U.S. Secretary of State Mike Pompeo says Huawei CFO Meng Wanzhou, who is under house arrest in Canada and facing extradition to America, is not a bargaining chip in the trade...Technologyread more
Boris Johnson will be meeting President Donald Trump to discuss a potential post-Brexit trade deal just as he tries to court EU leaders for a new withdrawal agreement.World Politicsread more
Arturo Estrella has a message for recession naysayers: It could hit sooner than you think.Marketsread more
Accountants in Hong Kong took to the streets on Friday to call for the government to accept five demands of the people, including the complete withdrawal of a now-suspended...China Politicsread more
Recent trade friction between the two Asian powerhouses has morphed into a dispute with political implications that go far beyond the region.Asia Politicsread more
Fed Chairman Jerome Powell faces the tough challenge of presenting a unified voice on Fed policy from the most divided Fed in years.Market Insiderread more
Local governments commonly share single service providers, making many vulnerable at once. On top of this, ransomware has often been used to mask more targeted, malicious...Technologyread more
The unlikely alliance would in theory enjoy a relatively comfortable majority in the parliament's lower house but would rely on a handful of sympathetic but unaligned...Europe Politicsread more
Bank Indonesia on Thursday cut its key policy rate by 25 basis points to 5.5% to support growth amid an increasingly fragile global economy.Central Banksread more
Meanwhile, investors look ahead to Fed Chair Jerome Powell's speech at a yearly central banking symposium in Jackson Hole, Wyoming.Asia Marketsread more
The office has long been a breeding ground for budding romances. But actively going into business with your other half is another thing entirely.Successread more
Ed Keon remains bullish on the U.S., and it's hard not to after the S&P 500 rose more than 28 percent in the past year.
He just sees more "bang for your buck" in European equities because of lower valuations there and increased global competition as the international economic recovery shows signs of life. Keon, a managing director at Quantitative Management Associates, said Thursday that U.S. equities rose so much in the past year they made their counterparts in Europe and other developed markets look much cheaper on a risk-adjusted basis.

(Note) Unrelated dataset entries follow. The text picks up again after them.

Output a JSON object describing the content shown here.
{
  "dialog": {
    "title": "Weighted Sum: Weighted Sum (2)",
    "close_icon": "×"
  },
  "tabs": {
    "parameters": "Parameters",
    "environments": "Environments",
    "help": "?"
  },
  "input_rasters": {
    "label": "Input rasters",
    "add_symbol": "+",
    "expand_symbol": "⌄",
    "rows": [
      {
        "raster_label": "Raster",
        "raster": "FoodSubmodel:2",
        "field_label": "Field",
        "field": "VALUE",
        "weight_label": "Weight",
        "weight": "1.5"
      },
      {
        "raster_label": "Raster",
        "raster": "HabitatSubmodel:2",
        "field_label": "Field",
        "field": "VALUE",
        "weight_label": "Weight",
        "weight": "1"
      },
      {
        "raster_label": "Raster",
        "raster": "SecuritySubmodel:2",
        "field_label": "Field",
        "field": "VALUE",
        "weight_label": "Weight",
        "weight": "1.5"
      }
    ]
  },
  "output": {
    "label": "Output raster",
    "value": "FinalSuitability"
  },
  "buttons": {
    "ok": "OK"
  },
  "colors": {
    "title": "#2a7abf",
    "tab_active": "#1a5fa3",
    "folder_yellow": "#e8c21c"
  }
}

"We have been moving money toward Europe," Keon said on "Squawk Box." "We still have a very big position in the United States, but early in the year I thought the U.S. was basically a no-brainer. Earlier in the year we had a huge position there, and we have trimmed a little bit of that and moved towards Europe basically because of the valuation."
(Read more: Goldman: How Europe outperforms in 2014)
Despite his change in positions, Keon appeared more bullish than most when it comes to economic recovery in the United States. He said to expect the economy to grow by 5 percent in some quarters next year.
"We're going to see much much stronger growth over the next couple years than most people believe," Keon said. "You're finally starting to see the pent up demand for autos and housing starting to be realized."
(Read more: Euro zone's 2014 pressure point—politics)
Steve Sachs, the head of capital markets at ProShares Advisors, wouldn't go as high as 5 percent GDP growth, but he said the U.S. could see 4 percent spikes during some quarters as growth continues. He also said investors might need to look outside U.S. markets for stocks that can outperform.
(Read more: The bullish case for bonds: Pimco pro)
"The relative outperformance of the U.S. markets versus others, that gap probably closes a little bit," Sachs said during a later appearance on "Squawk Box." "Meaning you're going to have to look around the globe into different asset classes in order to get that big relative outperformance."
—By CNBC's Jeff Morganteen. Follow him on Twitter at .